  6. What type of asset allocation should I use if I am already retired?

    Among investors, asset allocation is a topic of discussion that receives a great deal of weight during the asset accumulation ... Read Full Answer >>
Related Articles
  1. Fundamental Analysis

    Measuring Company Efficiency

    Three useful indicators for measuring a retail company's efficiency are its inventory turnaround times, its receivables and its collection period.
  2. Fundamental Analysis

    Inventory Valuation For Investors: FIFO And LIFO

    We go over these methods of calculating this component of the balance sheet, and how the choice affects the bottom line.
  3. Investing Basics

    Understanding The Cash Conversion Cycle

    Find out how a simple calculation can help you uncover the most efficient companies.
  4. Entrepreneurship

    In Small Business, Success Is Spelled With 5 "C"s

    Incorporating these steps will help your business thrive in a competitive market.
  5. Investing Basics

    5 Things To Know About Asset Allocation

    Overwhelmed by investment options? Learn how to create an asset allocation strategy that works for you.
  6. Fundamental Analysis

    Analyzing Retail Stocks

    To analyze retail stocks, investors need to be aware of the most common metrics used. Find out what they are.
  7. Options & Futures

    Find Investment Quality In The Income Statement

    Use these key attributes to uncover top-level investments.
  8. Markets

    Operating Cash Flow: Better Than Net Income?

    Differences between accrual accounting and cash flows show why net income is easier to manipulate.
  9. Markets

    Intangible Assets Provide Real Value To Stocks

    Intangible assets don't appear on balance sheets, but they're crucial to judging a company's value.
  10. Markets

    What Is A Cash Flow Statement?

    Learn how the CFS relates to the balance sheet and income statement as a part of a company's financial reports.

You May Also Like

Hot Definitions
  1. American Dream

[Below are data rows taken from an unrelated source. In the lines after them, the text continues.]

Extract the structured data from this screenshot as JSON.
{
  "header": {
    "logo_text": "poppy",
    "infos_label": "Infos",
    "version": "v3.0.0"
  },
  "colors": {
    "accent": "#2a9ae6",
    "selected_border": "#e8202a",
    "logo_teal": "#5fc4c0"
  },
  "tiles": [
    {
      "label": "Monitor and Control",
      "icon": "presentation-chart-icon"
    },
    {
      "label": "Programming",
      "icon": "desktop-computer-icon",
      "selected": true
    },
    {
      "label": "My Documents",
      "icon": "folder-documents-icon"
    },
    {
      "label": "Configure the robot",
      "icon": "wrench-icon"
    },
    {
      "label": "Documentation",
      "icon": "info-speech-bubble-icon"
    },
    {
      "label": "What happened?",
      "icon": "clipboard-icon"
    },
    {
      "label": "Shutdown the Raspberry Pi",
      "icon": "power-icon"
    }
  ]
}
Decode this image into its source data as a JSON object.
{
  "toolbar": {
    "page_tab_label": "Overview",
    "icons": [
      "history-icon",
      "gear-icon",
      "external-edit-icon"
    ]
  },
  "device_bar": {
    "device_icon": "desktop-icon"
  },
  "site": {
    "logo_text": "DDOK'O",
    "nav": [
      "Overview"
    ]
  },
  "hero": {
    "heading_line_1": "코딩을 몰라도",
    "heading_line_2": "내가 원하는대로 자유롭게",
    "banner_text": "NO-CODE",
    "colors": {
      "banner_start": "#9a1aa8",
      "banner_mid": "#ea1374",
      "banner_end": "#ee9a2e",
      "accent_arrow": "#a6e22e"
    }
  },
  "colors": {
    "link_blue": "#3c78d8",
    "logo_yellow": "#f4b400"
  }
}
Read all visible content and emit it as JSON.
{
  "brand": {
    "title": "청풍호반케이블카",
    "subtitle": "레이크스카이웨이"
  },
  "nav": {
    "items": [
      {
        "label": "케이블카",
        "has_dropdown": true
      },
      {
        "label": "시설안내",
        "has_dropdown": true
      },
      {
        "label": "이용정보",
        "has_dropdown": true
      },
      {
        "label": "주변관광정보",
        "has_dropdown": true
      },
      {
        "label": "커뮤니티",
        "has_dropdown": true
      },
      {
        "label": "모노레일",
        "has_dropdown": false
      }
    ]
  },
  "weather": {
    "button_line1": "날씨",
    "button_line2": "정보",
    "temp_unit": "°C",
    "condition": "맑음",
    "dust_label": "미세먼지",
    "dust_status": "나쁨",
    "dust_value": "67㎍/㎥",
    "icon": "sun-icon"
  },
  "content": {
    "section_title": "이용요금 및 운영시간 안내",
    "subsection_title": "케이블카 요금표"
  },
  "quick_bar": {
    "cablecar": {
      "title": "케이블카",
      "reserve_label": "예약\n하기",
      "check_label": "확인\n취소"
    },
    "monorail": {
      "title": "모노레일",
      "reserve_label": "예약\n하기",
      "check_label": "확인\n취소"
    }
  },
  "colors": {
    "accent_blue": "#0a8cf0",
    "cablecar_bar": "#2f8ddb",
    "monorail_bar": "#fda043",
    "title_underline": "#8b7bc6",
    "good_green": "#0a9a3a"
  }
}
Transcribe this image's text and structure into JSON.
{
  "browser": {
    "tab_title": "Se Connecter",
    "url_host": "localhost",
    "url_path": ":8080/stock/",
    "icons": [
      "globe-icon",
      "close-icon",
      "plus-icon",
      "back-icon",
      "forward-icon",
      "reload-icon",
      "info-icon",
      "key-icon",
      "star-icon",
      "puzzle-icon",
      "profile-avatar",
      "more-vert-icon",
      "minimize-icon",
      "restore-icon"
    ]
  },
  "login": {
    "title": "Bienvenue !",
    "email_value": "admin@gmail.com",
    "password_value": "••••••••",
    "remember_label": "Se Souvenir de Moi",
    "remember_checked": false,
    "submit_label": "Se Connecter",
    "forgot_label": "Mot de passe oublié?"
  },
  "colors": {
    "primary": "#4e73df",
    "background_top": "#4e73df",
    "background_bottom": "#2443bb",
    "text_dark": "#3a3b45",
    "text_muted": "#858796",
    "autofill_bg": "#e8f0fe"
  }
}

    The belief that anyone, regardless of where they were born or what class they were born into, can attain their own version ...
  2. Multicurrency Note Facility

    A credit facility that finances short- to medium-term Euro notes. Multicurrency note facilities are denominated in many currencies. ...
  3. National Currency

    The currency or legal tender issued by a nation's central bank or monetary authority. The national currency of a nation is ...
  4. Treasury Yield

    The return on investment, expressed as a percentage, on the debt obligations of the U.S. government. Treasuries are considered ...
  5. Bund

    A bond issued by Germany's federal government, or the German word for "bond." Bunds are the German equivalent of U.S. Treasury ...
  6. European Central Bank - ECB

    The central bank responsible for the monetary system of the European Union (EU) and the euro currency. The bank was formed ...
Trading Center
×

You are using adblocking software

Want access to all of Investopedia? Add us to your “whitelist”
so you'll never miss a feature!